**Supplied material:**
########

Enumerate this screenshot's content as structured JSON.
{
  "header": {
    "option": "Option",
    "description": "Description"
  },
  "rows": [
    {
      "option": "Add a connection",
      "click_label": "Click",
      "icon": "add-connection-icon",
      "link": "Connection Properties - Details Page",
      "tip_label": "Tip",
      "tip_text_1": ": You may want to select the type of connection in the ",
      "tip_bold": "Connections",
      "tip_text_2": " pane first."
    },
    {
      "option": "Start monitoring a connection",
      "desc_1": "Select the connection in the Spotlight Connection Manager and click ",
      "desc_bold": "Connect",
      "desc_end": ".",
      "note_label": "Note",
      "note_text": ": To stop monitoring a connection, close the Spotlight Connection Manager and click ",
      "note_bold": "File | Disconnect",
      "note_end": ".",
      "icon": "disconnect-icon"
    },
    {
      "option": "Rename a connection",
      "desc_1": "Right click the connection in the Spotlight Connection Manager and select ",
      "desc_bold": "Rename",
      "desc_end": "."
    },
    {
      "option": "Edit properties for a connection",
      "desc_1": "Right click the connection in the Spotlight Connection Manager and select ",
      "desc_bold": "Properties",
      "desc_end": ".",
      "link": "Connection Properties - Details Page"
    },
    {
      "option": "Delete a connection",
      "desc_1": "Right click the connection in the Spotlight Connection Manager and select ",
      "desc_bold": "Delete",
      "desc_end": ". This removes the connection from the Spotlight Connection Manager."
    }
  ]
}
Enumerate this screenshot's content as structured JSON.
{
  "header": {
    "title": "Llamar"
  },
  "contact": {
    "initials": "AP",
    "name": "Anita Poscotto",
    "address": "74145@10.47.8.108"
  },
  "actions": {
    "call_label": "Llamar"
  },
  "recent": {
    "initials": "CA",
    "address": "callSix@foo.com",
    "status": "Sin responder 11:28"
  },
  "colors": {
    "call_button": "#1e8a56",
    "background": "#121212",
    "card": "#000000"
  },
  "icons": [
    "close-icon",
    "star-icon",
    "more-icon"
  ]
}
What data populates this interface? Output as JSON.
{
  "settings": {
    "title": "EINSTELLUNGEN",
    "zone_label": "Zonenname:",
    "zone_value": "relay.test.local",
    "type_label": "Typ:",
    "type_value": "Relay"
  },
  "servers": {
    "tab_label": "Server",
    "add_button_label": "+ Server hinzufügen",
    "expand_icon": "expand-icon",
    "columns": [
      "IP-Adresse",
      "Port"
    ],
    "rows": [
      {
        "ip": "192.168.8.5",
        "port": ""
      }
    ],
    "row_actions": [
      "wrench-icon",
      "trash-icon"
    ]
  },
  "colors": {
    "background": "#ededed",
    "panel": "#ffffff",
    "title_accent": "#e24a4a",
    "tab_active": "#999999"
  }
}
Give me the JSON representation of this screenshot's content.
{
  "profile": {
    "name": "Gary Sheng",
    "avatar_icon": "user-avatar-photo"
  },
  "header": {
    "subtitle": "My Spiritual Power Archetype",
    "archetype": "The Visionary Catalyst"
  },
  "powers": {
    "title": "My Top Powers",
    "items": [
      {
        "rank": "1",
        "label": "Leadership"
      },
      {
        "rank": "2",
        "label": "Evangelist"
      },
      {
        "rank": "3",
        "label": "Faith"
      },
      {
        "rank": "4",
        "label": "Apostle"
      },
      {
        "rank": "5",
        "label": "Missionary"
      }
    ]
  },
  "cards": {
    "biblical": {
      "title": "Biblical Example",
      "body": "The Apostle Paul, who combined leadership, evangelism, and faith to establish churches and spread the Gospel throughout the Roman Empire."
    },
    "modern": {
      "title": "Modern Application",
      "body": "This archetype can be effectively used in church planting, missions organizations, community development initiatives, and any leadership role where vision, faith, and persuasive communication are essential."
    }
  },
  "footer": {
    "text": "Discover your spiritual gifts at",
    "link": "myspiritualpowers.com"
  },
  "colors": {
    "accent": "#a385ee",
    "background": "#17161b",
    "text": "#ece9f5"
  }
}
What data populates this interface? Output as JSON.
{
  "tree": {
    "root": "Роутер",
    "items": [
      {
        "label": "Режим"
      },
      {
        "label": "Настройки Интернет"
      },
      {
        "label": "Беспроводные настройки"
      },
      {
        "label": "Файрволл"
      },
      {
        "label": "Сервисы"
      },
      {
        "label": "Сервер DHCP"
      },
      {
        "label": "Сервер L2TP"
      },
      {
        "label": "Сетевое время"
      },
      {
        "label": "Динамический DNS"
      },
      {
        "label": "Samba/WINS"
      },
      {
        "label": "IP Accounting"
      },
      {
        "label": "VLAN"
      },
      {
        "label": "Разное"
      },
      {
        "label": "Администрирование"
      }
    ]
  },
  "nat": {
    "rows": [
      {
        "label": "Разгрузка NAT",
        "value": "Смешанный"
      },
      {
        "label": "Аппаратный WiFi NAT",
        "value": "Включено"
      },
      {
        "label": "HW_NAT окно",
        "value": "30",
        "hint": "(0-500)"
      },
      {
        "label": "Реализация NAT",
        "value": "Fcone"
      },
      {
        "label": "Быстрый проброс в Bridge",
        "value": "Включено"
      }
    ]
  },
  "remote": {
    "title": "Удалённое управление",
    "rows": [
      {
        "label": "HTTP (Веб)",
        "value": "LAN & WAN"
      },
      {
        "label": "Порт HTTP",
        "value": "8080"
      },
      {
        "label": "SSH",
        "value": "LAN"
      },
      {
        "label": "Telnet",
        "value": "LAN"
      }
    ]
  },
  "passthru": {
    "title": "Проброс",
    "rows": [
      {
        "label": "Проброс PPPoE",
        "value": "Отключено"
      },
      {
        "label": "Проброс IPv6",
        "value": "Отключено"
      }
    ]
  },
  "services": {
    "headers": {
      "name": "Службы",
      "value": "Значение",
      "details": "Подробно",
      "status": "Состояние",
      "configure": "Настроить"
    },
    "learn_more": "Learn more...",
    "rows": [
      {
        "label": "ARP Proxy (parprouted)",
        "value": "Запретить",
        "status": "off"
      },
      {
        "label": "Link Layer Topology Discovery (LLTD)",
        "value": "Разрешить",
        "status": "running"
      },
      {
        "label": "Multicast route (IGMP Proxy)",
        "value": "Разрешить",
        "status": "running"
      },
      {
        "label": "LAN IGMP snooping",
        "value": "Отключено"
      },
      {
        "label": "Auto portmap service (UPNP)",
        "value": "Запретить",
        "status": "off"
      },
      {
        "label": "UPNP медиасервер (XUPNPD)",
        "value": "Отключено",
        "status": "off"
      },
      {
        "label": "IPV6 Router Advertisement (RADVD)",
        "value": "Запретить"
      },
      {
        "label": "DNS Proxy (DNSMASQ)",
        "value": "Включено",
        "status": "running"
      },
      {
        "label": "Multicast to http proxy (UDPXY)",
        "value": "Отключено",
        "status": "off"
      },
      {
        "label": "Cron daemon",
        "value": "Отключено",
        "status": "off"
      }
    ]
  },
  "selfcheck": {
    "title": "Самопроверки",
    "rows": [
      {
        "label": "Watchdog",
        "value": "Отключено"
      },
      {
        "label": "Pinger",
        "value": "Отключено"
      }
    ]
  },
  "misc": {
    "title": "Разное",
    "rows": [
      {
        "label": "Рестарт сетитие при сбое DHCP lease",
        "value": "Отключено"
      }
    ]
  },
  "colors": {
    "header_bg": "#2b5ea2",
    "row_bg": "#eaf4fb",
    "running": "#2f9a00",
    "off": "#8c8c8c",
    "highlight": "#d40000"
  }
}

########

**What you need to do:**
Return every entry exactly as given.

**Response to the exercise:**
Enumerate this screenshot's content as structured JSON.
{
  "header": {
    "option": "Option",
    "description": "Description"
  },
  "rows": [
    {
      "option": "Add a connection",
      "click_label": "Click",
      "icon": "add-connection-icon",
      "link": "Connection Properties - Details Page",
      "tip_label": "Tip",
      "tip_text_1": ": You may want to select the type of connection in the ",
      "tip_bold": "Connections",
      "tip_text_2": " pane first."
    },
    {
      "option": "Start monitoring a connection",
      "desc_1": "Select the connection in the Spotlight Connection Manager and click ",
      "desc_bold": "Connect",
      "desc_end": ".",
      "note_label": "Note",
      "note_text": ": To stop monitoring a connection, close the Spotlight Connection Manager and click ",
      "note_bold": "File | Disconnect",
      "note_end": ".",
      "icon": "disconnect-icon"
    },
    {
      "option": "Rename a connection",
      "desc_1": "Right click the connection in the Spotlight Connection Manager and select ",
      "desc_bold": "Rename",
      "desc_end": "."
    },
    {
      "option": "Edit properties for a connection",
      "desc_1": "Right click the connection in the Spotlight Connection Manager and select ",
      "desc_bold": "Properties",
      "desc_end": ".",
      "link": "Connection Properties - Details Page"
    },
    {
      "option": "Delete a connection",
      "desc_1": "Right click the connection in the Spotlight Connection Manager and select ",
      "desc_bold": "Delete",
      "desc_end": ". This removes the connection from the Spotlight Connection Manager."
    }
  ]
}
Enumerate this screenshot's content as structured JSON.
{
  "header": {
    "title": "Llamar"
  },
  "contact": {
    "initials": "AP",
    "name": "Anita Poscotto",
    "address": "74145@10.47.8.108"
  },
  "actions": {
    "call_label": "Llamar"
  },
  "recent": {
    "initials": "CA",
    "address": "callSix@foo.com",
    "status": "Sin responder 11:28"
  },
  "colors": {
    "call_button": "#1e8a56",
    "background": "#121212",
    "card": "#000000"
  },
  "icons": [
    "close-icon",
    "star-icon",
    "more-icon"
  ]
}
What data populates this interface? Output as JSON.
{
  "settings": {
    "title": "EINSTELLUNGEN",
    "zone_label": "Zonenname:",
    "zone_value": "relay.test.local",
    "type_label": "Typ:",
    "type_value": "Relay"
  },
  "servers": {
    "tab_label": "Server",
    "add_button_label": "+ Server hinzufügen",
    "expand_icon": "expand-icon",
    "columns": [
      "IP-Adresse",
      "Port"
    ],
    "rows": [
      {
        "ip": "192.168.8.5",
        "port": ""
      }
    ],
    "row_actions": [
      "wrench-icon",
      "trash-icon"
    ]
  },
  "colors": {
    "background": "#ededed",
    "panel": "#ffffff",
    "title_accent": "#e24a4a",
    "tab_active": "#999999"
  }
}
Give me the JSON representation of this screenshot's content.
{
  "profile": {
    "name": "Gary Sheng",
    "avatar_icon": "user-avatar-photo"
  },
  "header": {
    "subtitle": "My Spiritual Power Archetype",
    "archetype": "The Visionary Catalyst"
  },
  "powers": {
    "title": "My Top Powers",
    "items": [
      {
        "rank": "1",
        "label": "Leadership"
      },
      {
        "rank": "2",
        "label": "Evangelist"
      },
      {
        "rank": "3",
        "label": "Faith"
      },
      {
        "rank": "4",
        "label": "Apostle"
      },
      {
        "rank": "5",
        "label": "Missionary"
      }
    ]
  },
  "cards": {
    "biblical": {
      "title": "Biblical Example",
      "body": "The Apostle Paul, who combined leadership, evangelism, and faith to establish churches and spread the Gospel throughout the Roman Empire."
    },
    "modern": {
      "title": "Modern Application",
      "body": "This archetype can be effectively used in church planting, missions organizations, community development initiatives, and any leadership role where vision, faith, and persuasive communication are essential."
    }
  },
  "footer": {
    "text": "Discover your spiritual gifts at",
    "link": "myspiritualpowers.com"
  },
  "colors": {
    "accent": "#a385ee",
    "background": "#17161b",
    "text": "#ece9f5"
  }
}
What data populates this interface? Output as JSON.
{
  "tree": {
    "root": "Роутер",
    "items": [
      {
        "label": "Режим"
      },
      {
        "label": "Настройки Интернет"
      },
      {
        "label": "Беспроводные настройки"
      },
      {
        "label": "Файрволл"
      },
      {
        "label": "Сервисы"
      },
      {
        "label": "Сервер DHCP"
      },
      {
        "label": "Сервер L2TP"
      },
      {
        "label": "Сетевое время"
      },
      {
        "label": "Динамический DNS"
      },
      {
        "label": "Samba/WINS"
      },
      {
        "label": "IP Accounting"
      },
      {
        "label": "VLAN"
      },
      {
        "label": "Разное"
      },
      {
        "label": "Администрирование"
      }
    ]
  },
  "nat": {
    "rows": [
      {
        "label": "Разгрузка NAT",
        "value": "Смешанный"
      },
      {
        "label": "Аппаратный WiFi NAT",
        "value": "Включено"
      },
      {
        "label": "HW_NAT окно",
        "value": "30",
        "hint": "(0-500)"
      },
      {
        "label": "Реализация NAT",
        "value": "Fcone"
      },
      {
        "label": "Быстрый проброс в Bridge",
        "value": "Включено"
      }
    ]
  },
  "remote": {
    "title": "Удалённое управление",
    "rows": [
      {
        "label": "HTTP (Веб)",
        "value": "LAN & WAN"
      },
      {
        "label": "Порт HTTP",
        "value": "8080"
      },
      {
        "label": "SSH",
        "value": "LAN"
      },
      {
        "label": "Telnet",
        "value": "LAN"
      }
    ]
  },
  "passthru": {
    "title": "Проброс",
    "rows": [
      {
        "label": "Проброс PPPoE",
        "value": "Отключено"
      },
      {
        "label": "Проброс IPv6",
        "value": "Отключено"
      }
    ]
  },
  "services": {
    "headers": {
      "name": "Службы",
      "value": "Значение",
      "details": "Подробно",
      "status": "Состояние",
      "configure": "Настроить"
    },
    "learn_more": "Learn more...",
    "rows": [
      {
        "label": "ARP Proxy (parprouted)",
        "value": "Запретить",
        "status": "off"
      },
      {
        "label": "Link Layer Topology Discovery (LLTD)",
        "value": "Разрешить",
        "status": "running"
      },
      {
        "label": "Multicast route (IGMP Proxy)",
        "value": "Разрешить",
        "status": "running"
      },
      {
        "label": "LAN IGMP snooping",
        "value": "Отключено"
      },
      {
        "label": "Auto portmap service (UPNP)",
        "value": "Запретить",
        "status": "off"
      },
      {
        "label": "UPNP медиасервер (XUPNPD)",
        "value": "Отключено",
        "status": "off"
      },
      {
        "label": "IPV6 Router Advertisement (RADVD)",
        "value": "Запретить"
      },
      {
        "label": "DNS Proxy (DNSMASQ)",
        "value": "Включено",
        "status": "running"
      },
      {
        "label": "Multicast to http proxy (UDPXY)",
        "value": "Отключено",
        "status": "off"
      },
      {
        "label": "Cron daemon",
        "value": "Отключено",
        "status": "off"
      }
    ]
  },
  "selfcheck": {
    "title": "Самопроверки",
    "rows": [
      {
        "label": "Watchdog",
        "value": "Отключено"
      },
      {
        "label": "Pinger",
        "value": "Отключено"
      }
    ]
  },
  "misc": {
    "title": "Разное",
    "rows": [
      {
        "label": "Рестарт сетитие при сбое DHCP lease",
        "value": "Отключено"
      }
    ]
  },
  "colors": {
    "header_bg": "#2b5ea2",
    "row_bg": "#eaf4fb",
    "running": "#2f9a00",
    "off": "#8c8c8c",
    "highlight": "#d40000"
  }
}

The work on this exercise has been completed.